Even BIPOC police officers are complicit in harm to BIPOC civilians, as we saw most brutally in the 2015 murder of Freddie Gray by Baltimore police. Rather than funding superficial anti-bias educational programs or reforming laws that police will still routinely ignore—which clearly do not work—we can redirect this energy toward actually dismantling the institution that enacts racism most brutally in our community. This is not a far-fetched goal; it can be accomplished through broad-based community organizing, budget redistribution, and concrete policy changes (check out the resources of #8toAbolition and Critical Resistance).
The criminal justice system can produce only one outcome: punishment for the perpetrators of this harm. Punishment imposed by the current system is passive in the sense that it requires nothing of the convicted—including the two men in the case of the Santa Cruz mural defacement, if found guilty—except for them to sit and suffer in jail. This type of “justice” does not align with an abolitionist vision of transformative justice, as it creates no potential for reparative action or accountability that would come from the men themselves. We deserve something more, something better.
We deserve an approach to justice that will bring us closer to liberation, justice, and community empowerment. This is a call to collectively devise a different notion of justice, an invitation to build new structures of accountability. Instead of looking to the police who caused the harm in the first place, we need our community to come together to organize transformative, abolitionist responses to the white supremacist actions taken against the Black Lives Matter mural. We do not want any more funding or resources to go to the SCPD in response to our pain. We want to see more people organizing for a world where we no longer put people in cages, and where Black lives are cherished by all. Our group is on that journey and we hope more people will join us.
There is no clear blueprint that will put us on a certain path to achieving non-carceral forms of justice and accountability. We are interested in convening with other BIPOC to discuss what these alternatives could look like and how we can get there.
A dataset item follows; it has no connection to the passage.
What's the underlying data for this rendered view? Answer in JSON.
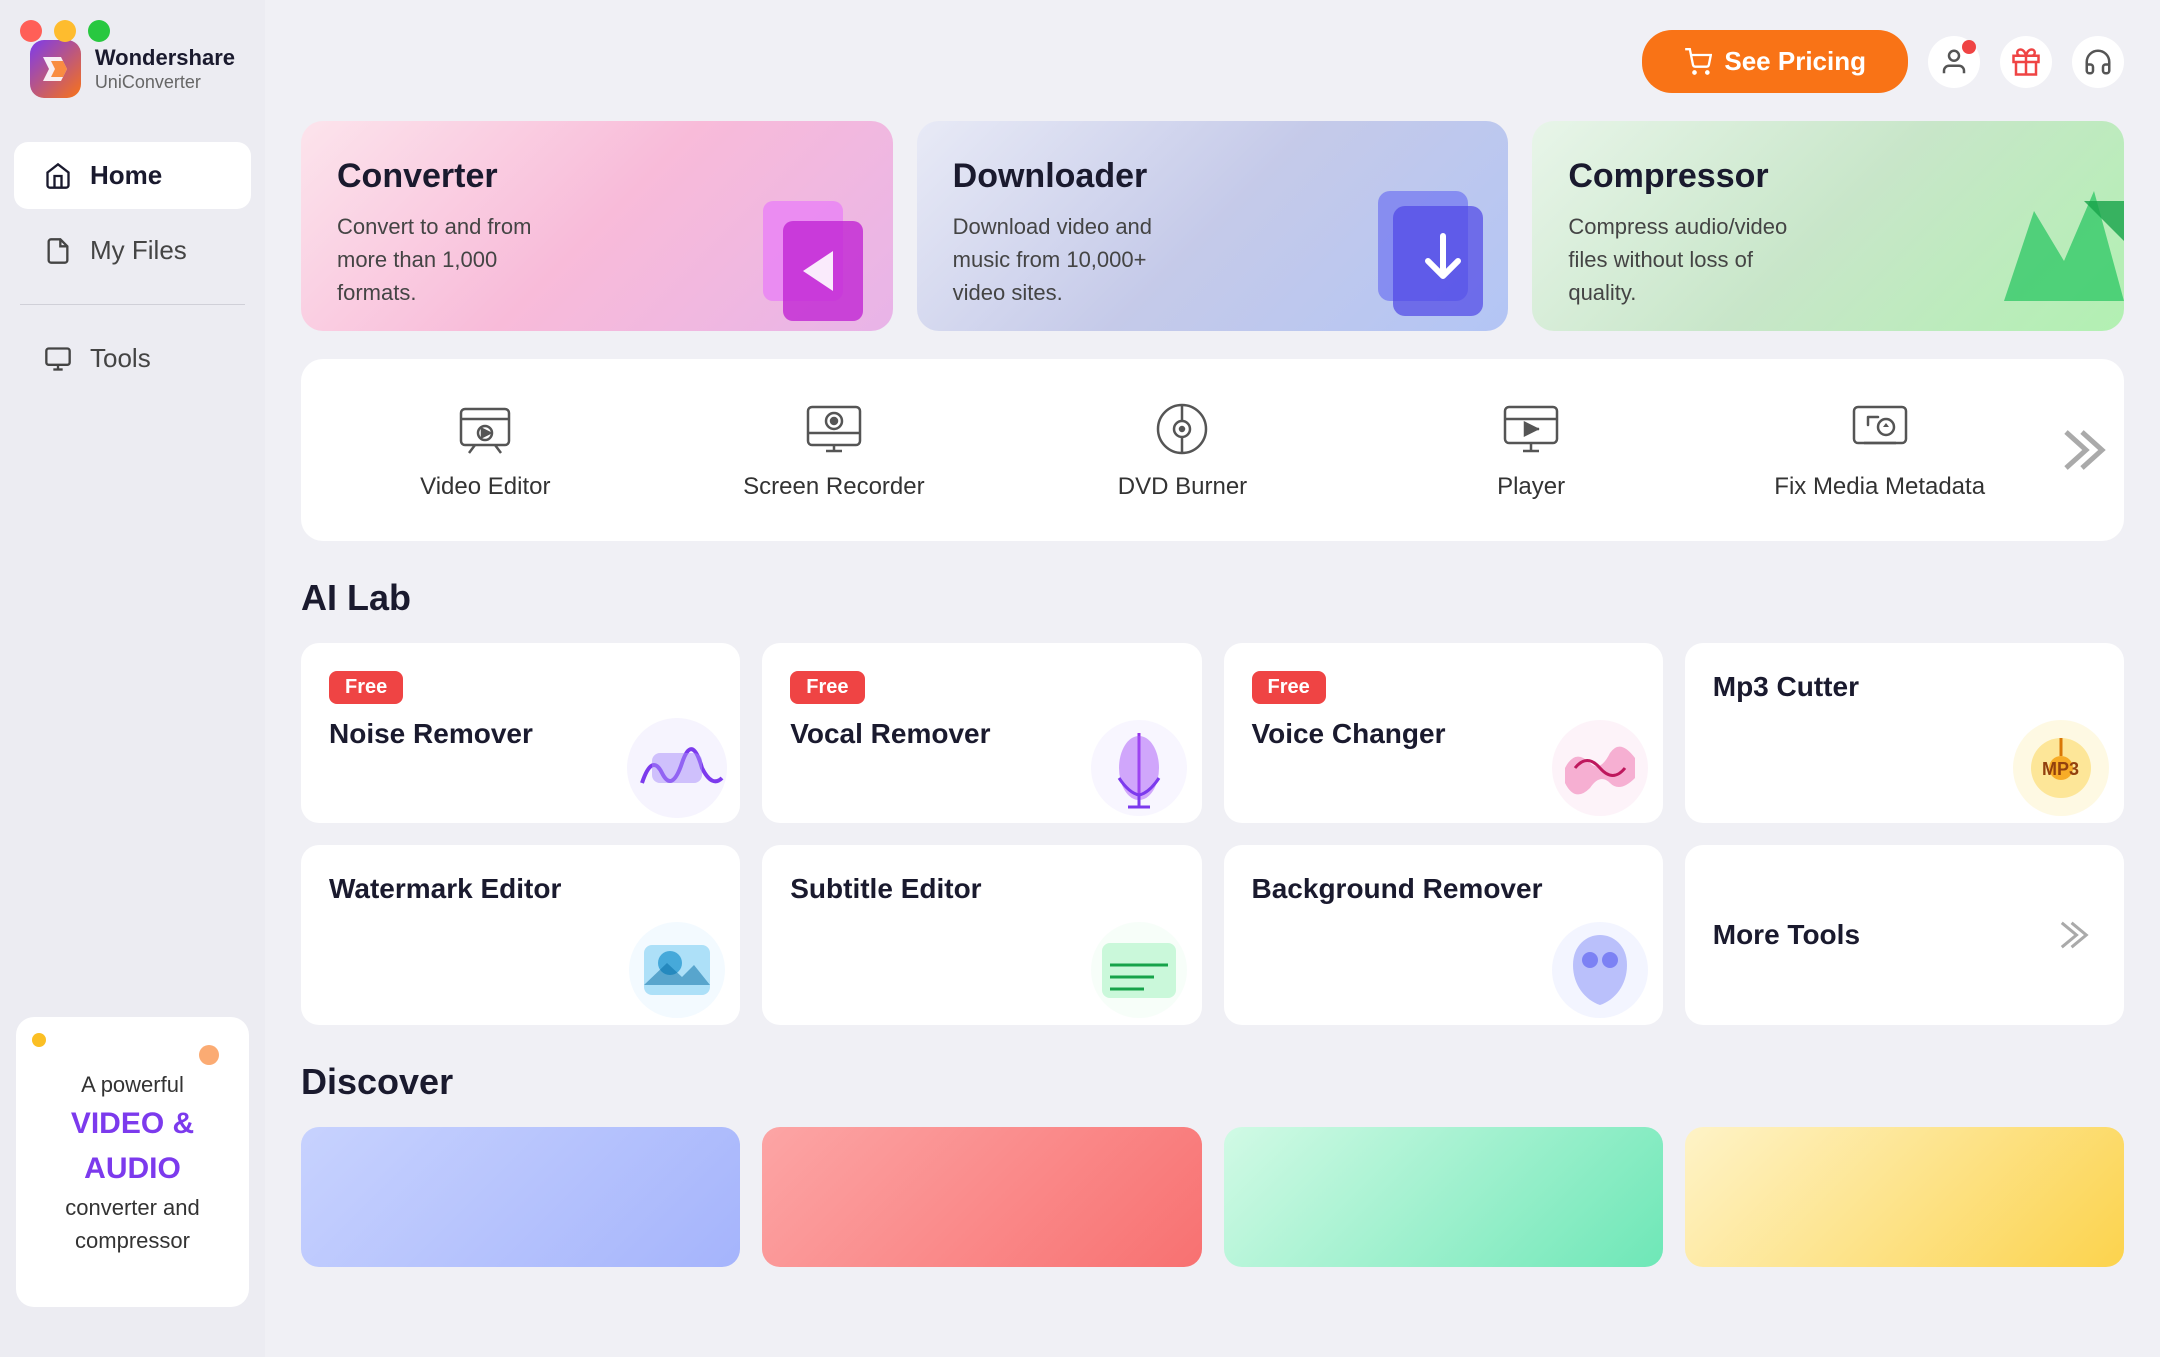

As a baseline, we may strive for the perpetrators to recognize the harm they have caused and its impact on the BIPOC community, for them to make whatever type of restitution we deem is appropriate based on our own needs, and for them to contribute in some way to our liberation.
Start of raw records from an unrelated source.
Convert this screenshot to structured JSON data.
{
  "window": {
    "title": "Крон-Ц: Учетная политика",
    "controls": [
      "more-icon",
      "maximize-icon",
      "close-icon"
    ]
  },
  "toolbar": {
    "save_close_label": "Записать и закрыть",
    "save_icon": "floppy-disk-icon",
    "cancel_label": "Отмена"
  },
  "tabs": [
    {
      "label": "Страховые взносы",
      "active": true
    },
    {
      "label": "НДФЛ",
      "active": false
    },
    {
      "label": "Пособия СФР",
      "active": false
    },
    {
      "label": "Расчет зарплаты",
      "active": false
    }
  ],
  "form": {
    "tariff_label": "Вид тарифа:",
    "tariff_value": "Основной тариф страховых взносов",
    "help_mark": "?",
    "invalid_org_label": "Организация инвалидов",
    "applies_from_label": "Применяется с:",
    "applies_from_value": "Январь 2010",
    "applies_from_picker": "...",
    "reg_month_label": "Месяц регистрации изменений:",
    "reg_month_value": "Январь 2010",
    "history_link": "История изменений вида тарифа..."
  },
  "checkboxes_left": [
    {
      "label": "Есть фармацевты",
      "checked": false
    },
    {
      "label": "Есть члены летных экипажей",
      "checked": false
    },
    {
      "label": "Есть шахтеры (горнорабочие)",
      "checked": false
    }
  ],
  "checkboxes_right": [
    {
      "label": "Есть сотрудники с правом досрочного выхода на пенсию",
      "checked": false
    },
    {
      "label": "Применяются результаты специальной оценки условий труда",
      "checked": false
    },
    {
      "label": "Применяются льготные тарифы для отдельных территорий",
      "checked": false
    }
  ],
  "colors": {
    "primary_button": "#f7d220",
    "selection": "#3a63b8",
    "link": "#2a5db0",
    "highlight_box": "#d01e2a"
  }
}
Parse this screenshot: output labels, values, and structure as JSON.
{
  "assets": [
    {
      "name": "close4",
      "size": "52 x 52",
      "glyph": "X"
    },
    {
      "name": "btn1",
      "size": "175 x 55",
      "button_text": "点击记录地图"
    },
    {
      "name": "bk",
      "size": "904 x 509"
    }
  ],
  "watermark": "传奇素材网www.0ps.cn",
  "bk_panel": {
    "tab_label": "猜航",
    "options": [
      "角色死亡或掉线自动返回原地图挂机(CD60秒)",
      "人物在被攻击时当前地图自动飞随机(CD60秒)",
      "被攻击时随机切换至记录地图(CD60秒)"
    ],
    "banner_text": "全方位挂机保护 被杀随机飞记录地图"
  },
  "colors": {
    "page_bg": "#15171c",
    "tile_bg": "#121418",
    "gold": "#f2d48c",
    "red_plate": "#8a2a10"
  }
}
But what is currently underway will achieve none of that.
We are currently focused on creating practical and effective strategies for responding to a range of medical and mental health needs within our community so that police will no longer be positioned as default first responders. As a first step, we invite you to fill out this short survey on your experience of policing in Santa Cruz, especially as it relates to medical and mental health needs.
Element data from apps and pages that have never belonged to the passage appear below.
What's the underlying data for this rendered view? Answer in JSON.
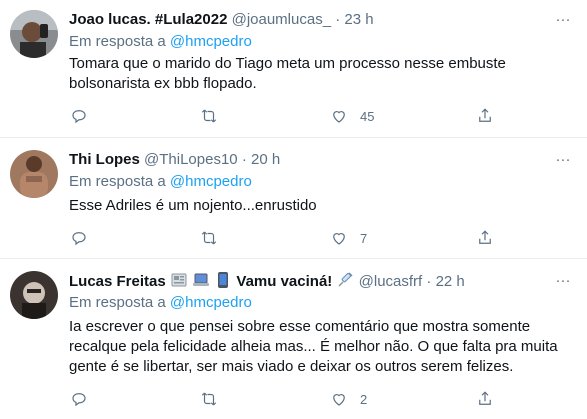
{
  "tweets": [
    {
      "name": "Joao lucas. #Lula2022",
      "handle": "@joaumlucas_",
      "dot": "·",
      "time": "23 h",
      "reply_prefix": "Em resposta a",
      "reply_to": "@hmcpedro",
      "text_lines": [
        "Tomara que o marido do Tiago meta um processo nesse embuste",
        "bolsonarista ex bbb flopado."
      ],
      "likes": "45",
      "retweets": "",
      "replies": ""
    },
    {
      "name": "Thi Lopes",
      "handle": "@ThiLopes10",
      "dot": "·",
      "time": "20 h",
      "reply_prefix": "Em resposta a",
      "reply_to": "@hmcpedro",
      "text_lines": [
        "Esse Adriles é um nojento...enrustido"
      ],
      "likes": "7",
      "retweets": "",
      "replies": ""
    },
    {
      "name": "Lucas Freitas",
      "name_suffix": "Vamu vaciná!",
      "handle": "@lucasfrf",
      "dot": "·",
      "time": "22 h",
      "reply_prefix": "Em resposta a",
      "reply_to": "@hmcpedro",
      "text_lines": [
        "Ia escrever o que pensei sobre esse comentário que mostra somente",
        "recalque pela felicidade alheia mas... É melhor não. O que falta pra muita",
        "gente é se libertar, ser mais viado e deixar os outros serem felizes."
      ],
      "likes": "2",
      "retweets": "",
      "replies": ""
    }
  ],
  "more_glyph": "···",
  "colors": {
    "accent": "#1da1f2",
    "secondary": "#5b7083",
    "text": "#0f1419",
    "divider": "#ebeef0"
  },
  "icons": [
    "reply-icon",
    "retweet-icon",
    "like-icon",
    "share-icon",
    "more-icon",
    "newspaper-emoji",
    "laptop-emoji",
    "phone-emoji",
    "syringe-emoji"
  ]
}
In solidarity and struggle,
Santa Cruz People Over Policing (SC POP)
We are a collective of BIPOC in Santa Cruz who are committed to police abolition and reimagining public safety in our city and county. We have been gathering and organizing together since the summer of 2020. We convened an Abolition 101 reading group, and under the name Abolitious organized the Abolition Fair in the fall of 2020. Our newest project is called Santa Cruz People Over Policing (SCPOP), which is focused on taking concrete steps toward defunding the police and building alternative models of community care in Santa Cruz. We are inspired by the Oakland Power Projects and understand ourselves as working in the tradition of Black Feminist abolitionist organizing. Through our collective work we seek to challenge the idea that police defunding is a “white” issue, or people of color in Santa Cruz do not care about abolition. Contact us at firstname.lastname@example.org